Moreover, participants are also extended guidance on the importance of nutrition, as well as the sources they can get proper nutrition. These help participants gain a better understanding of what each individual needs to lead a healthy life.
Other Services Extended Through the Program
Besides giving food items and packages to participants, WIC also gives other services to qualified individuals. These include breastfeeding promotion and support and even giving education to new mothers and infants to ensure the success of the program.
With an emphasis on health, WIC also provides other services that individuals or communities that come from low-income families usually do not have access to. Participants are screened and referred to respective health, social, and welfare services when needed.
These healthcare and social services are vital to giving participants a holistic approach to their health and wellbeing. Drug and alcohol treatment programs, child clinics, immunizations, and prenatal services are extended to help participants.
Applying for WIC
Individuals who are interested in getting the benefits of the WIC program may apply using a number of ways. One of these is reaching out to the WIC State or local agency in their respective state or area.
The phone numbers of these local representatives can be found on the Food and Nutrition Services’ website.
State representatives are the ones in charge of identifying who’ll be qualifying for the Special Supplemental Nutrition Program for Women, Infants, and Children. To do this, applicants should set up an appointment with their state officials.
The state agency will instruct applicants on what to bring to their appointment. Only those who are instructed to proceed with the application, and who are qualified to do so, will be required to send in an application.
Eligibility Requirements and Qualifications for the Program
The WIC program is available to pregnant women up to six weeks after the pregnancy, postpartum women or up to six months after the end of the pregnancy, and breastfeeding women up to one year after the birth. Infants up to a year old are also covered by WIC, as well as children up to five years old.
Aside from categorical eligibilities, the program also has residential requirements. Interested individuals must be a resident of the state or territory where the WIC office they are applying to is located. Those who have nutritional risks are also covered by this initiative.
People who are within 100% of the federal poverty line but under 186% of the federal poverty income line fall within eligibility. WIC is also available to people who are or have family members eligible for TANF and Medicaid, as well as other state programs.
What You Need to Know About Qualifying for WIC
WIC is only a supplemental program and it exists to support the needs of qualified individuals for a particular amount of time. In this case, WIC may not necessarily be enough to fulfill the nutritional needs of children and pregnant or breastfeeding mothers.
As a short-term program, WIC benefits are usually extended anywhere from six months to a whole year depending on the circumstance. Afterward, individuals who wish to benefit from the program should apply to the program once more.
Bear in mind that with the number of people who require government assistance through WIC, the program may not have enough money to accommodate everyone.
Individuals or applicants who are not prioritized by the system will fall under a waiting list to determine who should get the benefits first.

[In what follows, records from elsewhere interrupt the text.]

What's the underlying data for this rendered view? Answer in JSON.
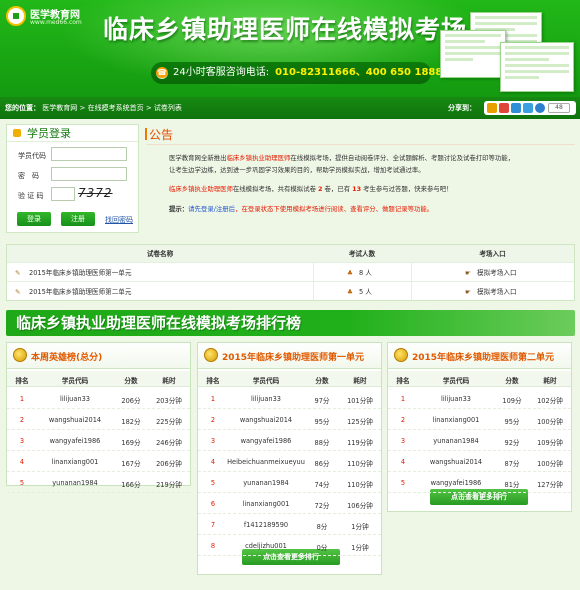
{
  "header": {
    "logo_name": "医学教育网",
    "logo_url": "www.med66.com",
    "title": "临床乡镇助理医师在线模拟考场",
    "hotline_label": "24小时客服咨询电话:",
    "hotline_numbers": "010-82311666、400 650 1888"
  },
  "nav": {
    "prefix": "您的位置：",
    "crumbs": [
      "医学教育网",
      "在线模考系统首页",
      "试卷列表"
    ],
    "sep": ">",
    "share_label": "分享到：",
    "share_count": "48"
  },
  "login": {
    "title": "学员登录",
    "fields": [
      {
        "label": "学员代码",
        "value": ""
      },
      {
        "label": "密　码",
        "value": ""
      },
      {
        "label": "验 证 码",
        "value": ""
      }
    ],
    "captcha": "7372",
    "login_btn": "登录",
    "register_btn": "注册",
    "forgot": "找回密码"
  },
  "notice": {
    "title": "公告",
    "p1a": "医学教育网全新推出",
    "p1b": "临床乡镇执业助理医师",
    "p1c": "在线模拟考场，提供自动阅卷评分、全试题解析、考题讨论及试卷打印等功能，",
    "p1d": "让考生边学边练，达到进一步巩固学习效果的目的，帮助学员模拟实战，增加考试通过率。",
    "p2a": "临床乡镇执业助理医师",
    "p2b": "在线模拟考场，共有模拟试卷",
    "p2c": "2",
    "p2d": "卷，已有",
    "p2e": "13",
    "p2f": "考生参与过答题，快来参与吧！",
    "tip_label": "提示：",
    "tip_link": "请先登录/注册后",
    "tip_text": "，在登录状态下使用模拟考场进行阅读、查看评分、做题记录等功能。"
  },
  "exam_table": {
    "headers": [
      "试卷名称",
      "考试人数",
      "考场入口"
    ],
    "rows": [
      {
        "name": "2015年临床乡镇助理医师第一单元",
        "count": "8 人",
        "entry": "模拟考场入口"
      },
      {
        "name": "2015年临床乡镇助理医师第二单元",
        "count": "5 人",
        "entry": "模拟考场入口"
      }
    ]
  },
  "rank_title": "临床乡镇执业助理医师在线模拟考场排行榜",
  "rank_headers": [
    "排名",
    "学员代码",
    "分数",
    "耗时"
  ],
  "more_label": "点击查看更多排行",
  "panels": [
    {
      "title": "本周英雄榜(总分)",
      "rows": [
        {
          "rank": "1",
          "user": "lilijuan33",
          "score": "206分",
          "time": "203分钟"
        },
        {
          "rank": "2",
          "user": "wangshuai2014",
          "score": "182分",
          "time": "225分钟"
        },
        {
          "rank": "3",
          "user": "wangyafei1986",
          "score": "169分",
          "time": "246分钟"
        },
        {
          "rank": "4",
          "user": "linanxiang001",
          "score": "167分",
          "time": "206分钟"
        },
        {
          "rank": "5",
          "user": "yunanan1984",
          "score": "166分",
          "time": "219分钟"
        }
      ]
    },
    {
      "title": "2015年临床乡镇助理医师第一单元",
      "rows": [
        {
          "rank": "1",
          "user": "lilijuan33",
          "score": "97分",
          "time": "101分钟"
        },
        {
          "rank": "2",
          "user": "wangshuai2014",
          "score": "95分",
          "time": "125分钟"
        },
        {
          "rank": "3",
          "user": "wangyafei1986",
          "score": "88分",
          "time": "119分钟"
        },
        {
          "rank": "4",
          "user": "Heibeichuanmeixueyuu",
          "score": "86分",
          "time": "110分钟"
        },
        {
          "rank": "5",
          "user": "yunanan1984",
          "score": "74分",
          "time": "110分钟"
        },
        {
          "rank": "6",
          "user": "linanxiang001",
          "score": "72分",
          "time": "106分钟"
        },
        {
          "rank": "7",
          "user": "f1412189590",
          "score": "8分",
          "time": "1分钟"
        },
        {
          "rank": "8",
          "user": "cdeljizhu001",
          "score": "0分",
          "time": "1分钟"
        }
      ]
    },
    {
      "title": "2015年临床乡镇助理医师第二单元",
      "rows": [
        {
          "rank": "1",
          "user": "lilijuan33",
          "score": "109分",
          "time": "102分钟"
        },
        {
          "rank": "2",
          "user": "linanxiang001",
          "score": "95分",
          "time": "100分钟"
        },
        {
          "rank": "3",
          "user": "yunanan1984",
          "score": "92分",
          "time": "109分钟"
        },
        {
          "rank": "4",
          "user": "wangshuai2014",
          "score": "87分",
          "time": "100分钟"
        },
        {
          "rank": "5",
          "user": "wangyafei1986",
          "score": "81分",
          "time": "127分钟"
        }
      ]
    }
  ]
}
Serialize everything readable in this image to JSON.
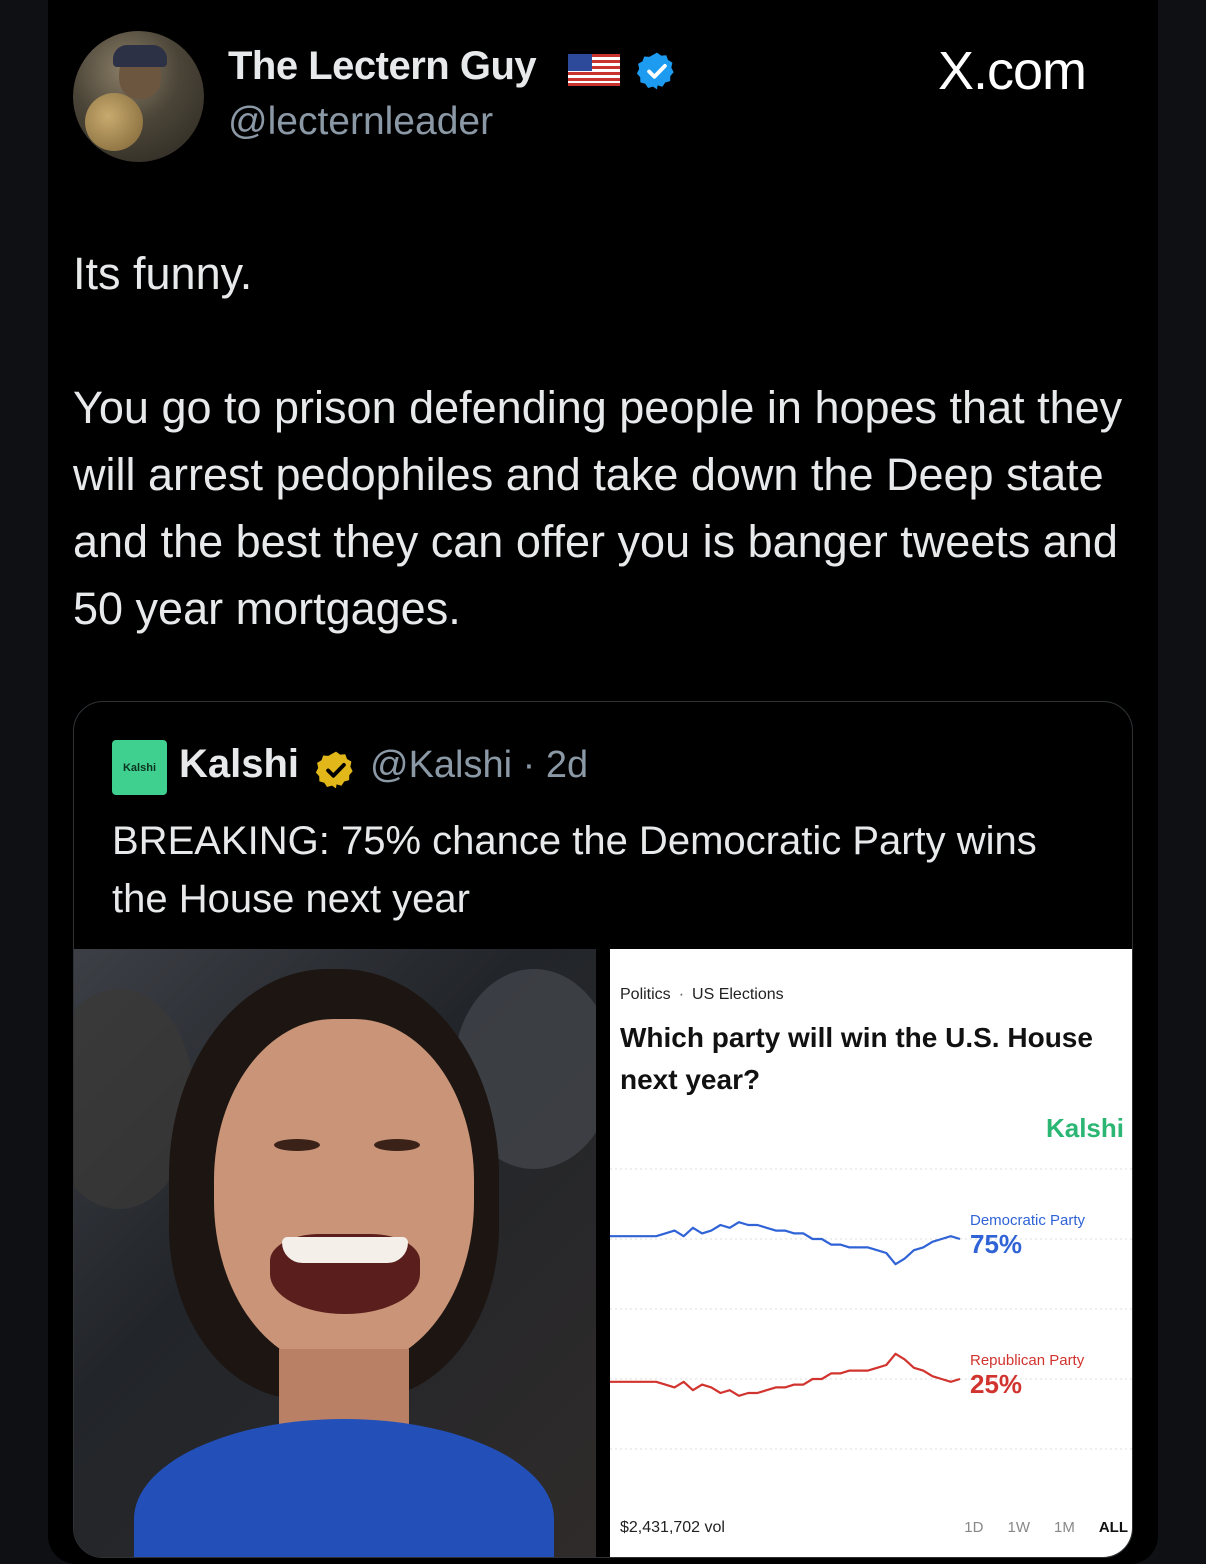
{
  "tweet": {
    "display_name": "The Lectern Guy",
    "handle": "@lecternleader",
    "site": "X.com",
    "text": "Its funny.\n\nYou go to prison defending people in hopes that they will arrest pedophiles and take down the Deep state and the best they can offer you is banger tweets and 50 year mortgages."
  },
  "quote": {
    "logo_text": "Kalshi",
    "name": "Kalshi",
    "handle_time": "@Kalshi · 2d",
    "text": "BREAKING: 75% chance the Democratic Party wins the House next year"
  },
  "card": {
    "crumb1": "Politics",
    "crumb_sep": "·",
    "crumb2": "US Elections",
    "title": "Which party will win the U.S. House next year?",
    "brand": "Kalshi",
    "volume": "$2,431,702 vol",
    "ranges": [
      "1D",
      "1W",
      "1M",
      "ALL"
    ]
  },
  "chart_data": {
    "type": "line",
    "series": [
      {
        "name": "Democratic Party",
        "label": "75%",
        "color": "#2f63d6",
        "values": [
          76,
          76,
          76,
          76,
          76,
          76,
          77,
          78,
          76,
          79,
          77,
          78,
          80,
          79,
          81,
          80,
          80,
          79,
          78,
          78,
          77,
          77,
          75,
          75,
          73,
          73,
          72,
          72,
          72,
          71,
          70,
          66,
          68,
          71,
          72,
          74,
          75,
          76,
          75
        ]
      },
      {
        "name": "Republican Party",
        "label": "25%",
        "color": "#d1342f",
        "values": [
          24,
          24,
          24,
          24,
          24,
          24,
          23,
          22,
          24,
          21,
          23,
          22,
          20,
          21,
          19,
          20,
          20,
          21,
          22,
          22,
          23,
          23,
          25,
          25,
          27,
          27,
          28,
          28,
          28,
          29,
          30,
          34,
          32,
          29,
          28,
          26,
          25,
          24,
          25
        ]
      }
    ],
    "ylim": [
      0,
      100
    ],
    "grid": true,
    "legend": "inline-right"
  },
  "colors": {
    "verified_blue": "#1d9bf0",
    "verified_gold": "#e2b719",
    "kalshi_green": "#2bb673"
  }
}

Get in Touch With the Nearest WIC Agency
Those who want to know more should give the WIC state agency where they give a call, especially as some branches have different protocols and practices.
There are toll-free hotlines for every state or territory where WIC is available. Make sure to check the directory.
To know more about general information on WIC, it might be better to send an email to the headquarters at firstname.lastname@example.org.
The Bottom Line
The WIC program is one of the most effective initiatives of the federal and state governments to help address the nutritional needs of their constituents.